Reproduce each record exactly. The pictures should be skipped.

____

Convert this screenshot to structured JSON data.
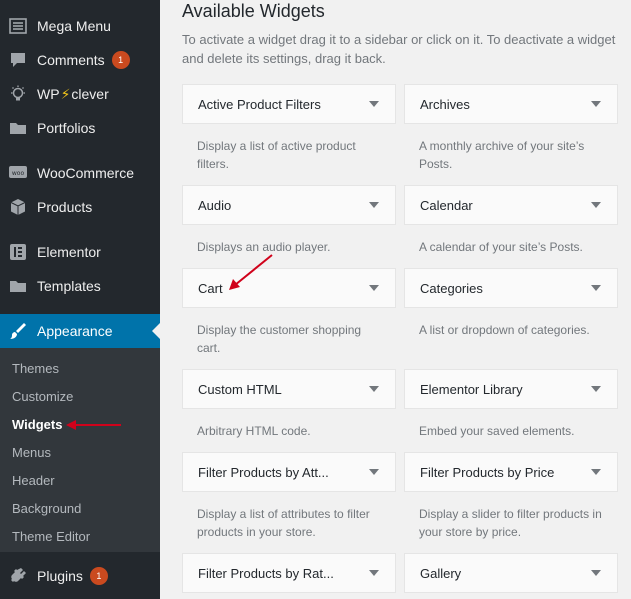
{
  "sidebar": {
    "items": [
      {
        "label": "Mega Menu",
        "icon": "list-icon"
      },
      {
        "label": "Comments",
        "icon": "comment-icon",
        "badge": "1"
      },
      {
        "label_prefix": "WP",
        "label_suffix": "clever",
        "icon": "bulb-icon"
      },
      {
        "label": "Portfolios",
        "icon": "folder-icon"
      },
      {
        "label": "WooCommerce",
        "icon": "woo-icon"
      },
      {
        "label": "Products",
        "icon": "box-icon"
      },
      {
        "label": "Elementor",
        "icon": "elementor-icon"
      },
      {
        "label": "Templates",
        "icon": "folder-icon"
      },
      {
        "label": "Appearance",
        "icon": "brush-icon"
      },
      {
        "label": "Plugins",
        "icon": "plug-icon",
        "badge": "1"
      }
    ],
    "submenu": [
      "Themes",
      "Customize",
      "Widgets",
      "Menus",
      "Header",
      "Background",
      "Theme Editor"
    ]
  },
  "main": {
    "title": "Available Widgets",
    "description": "To activate a widget drag it to a sidebar or click on it. To deactivate a widget and delete its settings, drag it back.",
    "widgets": [
      {
        "title": "Active Product Filters",
        "desc": "Display a list of active product filters."
      },
      {
        "title": "Archives",
        "desc": "A monthly archive of your site’s Posts."
      },
      {
        "title": "Audio",
        "desc": "Displays an audio player."
      },
      {
        "title": "Calendar",
        "desc": "A calendar of your site’s Posts."
      },
      {
        "title": "Cart",
        "desc": "Display the customer shopping cart."
      },
      {
        "title": "Categories",
        "desc": "A list or dropdown of categories."
      },
      {
        "title": "Custom HTML",
        "desc": "Arbitrary HTML code."
      },
      {
        "title": "Elementor Library",
        "desc": "Embed your saved elements."
      },
      {
        "title": "Filter Products by Att...",
        "desc": "Display a list of attributes to filter products in your store."
      },
      {
        "title": "Filter Products by Price",
        "desc": "Display a slider to filter products in your store by price."
      },
      {
        "title": "Filter Products by Rat...",
        "desc": ""
      },
      {
        "title": "Gallery",
        "desc": ""
      }
    ]
  },
  "colors": {
    "sidebar_bg": "#23282d",
    "submenu_bg": "#32373c",
    "accent": "#0073aa",
    "badge": "#ca4a1f",
    "annotation": "#d0021b"
  }
}
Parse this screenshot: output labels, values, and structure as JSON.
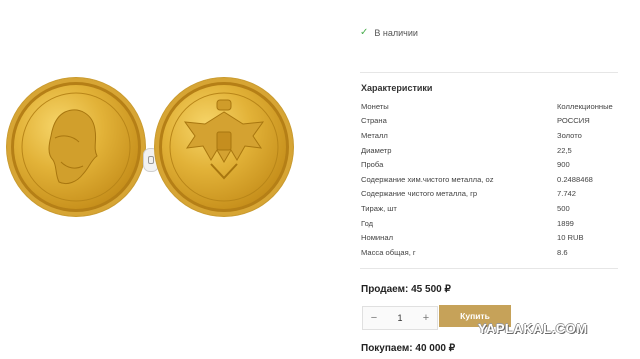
{
  "availability": "В наличии",
  "specs": {
    "title": "Характеристики",
    "rows": [
      {
        "key": "Монеты",
        "value": "Коллекционные"
      },
      {
        "key": "Страна",
        "value": "РОССИЯ"
      },
      {
        "key": "Металл",
        "value": "Золото"
      },
      {
        "key": "Диаметр",
        "value": "22,5"
      },
      {
        "key": "Проба",
        "value": "900"
      },
      {
        "key": "Содержание хим.чистого металла, oz",
        "value": "0.2488468"
      },
      {
        "key": "Содержание чистого металла, гр",
        "value": "7.742"
      },
      {
        "key": "Тираж, шт",
        "value": "500"
      },
      {
        "key": "Год",
        "value": "1899"
      },
      {
        "key": "Номинал",
        "value": "10 RUB"
      },
      {
        "key": "Масса общая, г",
        "value": "8.6"
      }
    ]
  },
  "sell": {
    "label": "Продаем: 45 500 ₽"
  },
  "quantity": {
    "minus": "−",
    "value": "1",
    "plus": "+"
  },
  "buy_button": {
    "label": "Купить"
  },
  "buy_price": {
    "label": "Покупаем: 40 000 ₽"
  },
  "watermark": "YAPLAKAL.COM",
  "icons": {
    "check": "check-icon",
    "zoom": "zoom-handle-icon"
  },
  "colors": {
    "accent": "#c6a259",
    "check": "#4caf50",
    "gold": "#e2b238"
  }
}
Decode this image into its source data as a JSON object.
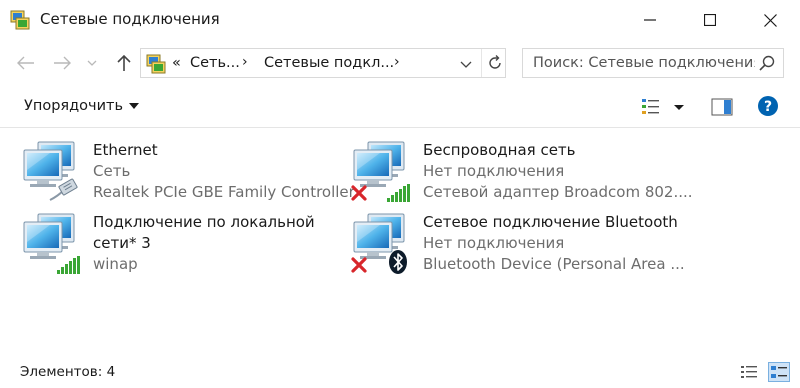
{
  "window": {
    "title": "Сетевые подключения"
  },
  "navigation": {
    "breadcrumb_overflow": "«",
    "breadcrumbs": [
      "Сеть...",
      "Сетевые подкл..."
    ],
    "search_placeholder": "Поиск: Сетевые подключения"
  },
  "toolbar": {
    "organize_label": "Упорядочить"
  },
  "connections": [
    {
      "name": "Ethernet",
      "status": "Сеть",
      "device": "Realtek PCIe GBE Family Controller",
      "icon": "ethernet-cable-icon"
    },
    {
      "name": "Беспроводная сеть",
      "status": "Нет подключения",
      "device": "Сетевой адаптер Broadcom 802....",
      "icon": "wifi-signal-icon"
    },
    {
      "name_line1": "Подключение по локальной",
      "name_line2": "сети* 3",
      "device": "winap",
      "icon": "wifi-signal-icon"
    },
    {
      "name": "Сетевое подключение Bluetooth",
      "status": "Нет подключения",
      "device": "Bluetooth Device (Personal Area ...",
      "icon": "bluetooth-icon"
    }
  ],
  "statusbar": {
    "items_count": "Элементов: 4"
  },
  "colors": {
    "accent": "#0063b1",
    "signal_green": "#3aa635",
    "error_red": "#d8262b"
  }
}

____

ANSWER FOR THIS EXERCISE:
Convert this screenshot to structured JSON data.
{
  "sidebar": {
    "items": [
      {
        "label": "Mega Menu",
        "icon": "list-icon"
      },
      {
        "label": "Comments",
        "icon": "comment-icon",
        "badge": "1"
      },
      {
        "label_prefix": "WP",
        "label_suffix": "clever",
        "icon": "bulb-icon"
      },
      {
        "label": "Portfolios",
        "icon": "folder-icon"
      },
      {
        "label": "WooCommerce",
        "icon": "woo-icon"
      },
      {
        "label": "Products",
        "icon": "box-icon"
      },
      {
        "label": "Elementor",
        "icon": "elementor-icon"
      },
      {
        "label": "Templates",
        "icon": "folder-icon"
      },
      {
        "label": "Appearance",
        "icon": "brush-icon"
      },
      {
        "label": "Plugins",
        "icon": "plug-icon",
        "badge": "1"
      }
    ],
    "submenu": [
      "Themes",
      "Customize",
      "Widgets",
      "Menus",
      "Header",
      "Background",
      "Theme Editor"
    ]
  },
  "main": {
    "title": "Available Widgets",
    "description": "To activate a widget drag it to a sidebar or click on it. To deactivate a widget and delete its settings, drag it back.",
    "widgets": [
      {
        "title": "Active Product Filters",
        "desc": "Display a list of active product filters."
      },
      {
        "title": "Archives",
        "desc": "A monthly archive of your site’s Posts."
      },
      {
        "title": "Audio",
        "desc": "Displays an audio player."
      },
      {
        "title": "Calendar",
        "desc": "A calendar of your site’s Posts."
      },
      {
        "title": "Cart",
        "desc": "Display the customer shopping cart."
      },
      {
        "title": "Categories",
        "desc": "A list or dropdown of categories."
      },
      {
        "title": "Custom HTML",
        "desc": "Arbitrary HTML code."
      },
      {
        "title": "Elementor Library",
        "desc": "Embed your saved elements."
      },
      {
        "title": "Filter Products by Att...",
        "desc": "Display a list of attributes to filter products in your store."
      },
      {
        "title": "Filter Products by Price",
        "desc": "Display a slider to filter products in your store by price."
      },
      {
        "title": "Filter Products by Rat...",
        "desc": ""
      },
      {
        "title": "Gallery",
        "desc": ""
      }
    ]
  },
  "colors": {
    "sidebar_bg": "#23282d",
    "submenu_bg": "#32373c",
    "accent": "#0073aa",
    "badge": "#ca4a1f",
    "annotation": "#d0021b"
  }
}
Parse this screenshot: output labels, values, and structure as JSON.
{
  "availability": "В наличии",
  "specs": {
    "title": "Характеристики",
    "rows": [
      {
        "key": "Монеты",
        "value": "Коллекционные"
      },
      {
        "key": "Страна",
        "value": "РОССИЯ"
      },
      {
        "key": "Металл",
        "value": "Золото"
      },
      {
        "key": "Диаметр",
        "value": "22,5"
      },
      {
        "key": "Проба",
        "value": "900"
      },
      {
        "key": "Содержание хим.чистого металла, oz",
        "value": "0.2488468"
      },
      {
        "key": "Содержание чистого металла, гр",
        "value": "7.742"
      },
      {
        "key": "Тираж, шт",
        "value": "500"
      },
      {
        "key": "Год",
        "value": "1899"
      },
      {
        "key": "Номинал",
        "value": "10 RUB"
      },
      {
        "key": "Масса общая, г",
        "value": "8.6"
      }
    ]
  },
  "sell": {
    "label": "Продаем: 45 500 ₽"
  },
  "quantity": {
    "minus": "−",
    "value": "1",
    "plus": "+"
  },
  "buy_button": {
    "label": "Купить"
  },
  "buy_price": {
    "label": "Покупаем: 40 000 ₽"
  },
  "watermark": "YAPLAKAL.COM",
  "icons": {
    "check": "check-icon",
    "zoom": "zoom-handle-icon"
  },
  "colors": {
    "accent": "#c6a259",
    "check": "#4caf50",
    "gold": "#e2b238"
  }
}
Decode this image into its source data as a JSON object.
{
  "window": {
    "title": "Сетевые подключения"
  },
  "navigation": {
    "breadcrumb_overflow": "«",
    "breadcrumbs": [
      "Сеть...",
      "Сетевые подкл..."
    ],
    "search_placeholder": "Поиск: Сетевые подключения"
  },
  "toolbar": {
    "organize_label": "Упорядочить"
  },
  "connections": [
    {
      "name": "Ethernet",
      "status": "Сеть",
      "device": "Realtek PCIe GBE Family Controller",
      "icon": "ethernet-cable-icon"
    },
    {
      "name": "Беспроводная сеть",
      "status": "Нет подключения",
      "device": "Сетевой адаптер Broadcom 802....",
      "icon": "wifi-signal-icon"
    },
    {
      "name_line1": "Подключение по локальной",
      "name_line2": "сети* 3",
      "device": "winap",
      "icon": "wifi-signal-icon"
    },
    {
      "name": "Сетевое подключение Bluetooth",
      "status": "Нет подключения",
      "device": "Bluetooth Device (Personal Area ...",
      "icon": "bluetooth-icon"
    }
  ],
  "statusbar": {
    "items_count": "Элементов: 4"
  },
  "colors": {
    "accent": "#0063b1",
    "signal_green": "#3aa635",
    "error_red": "#d8262b"
  }
}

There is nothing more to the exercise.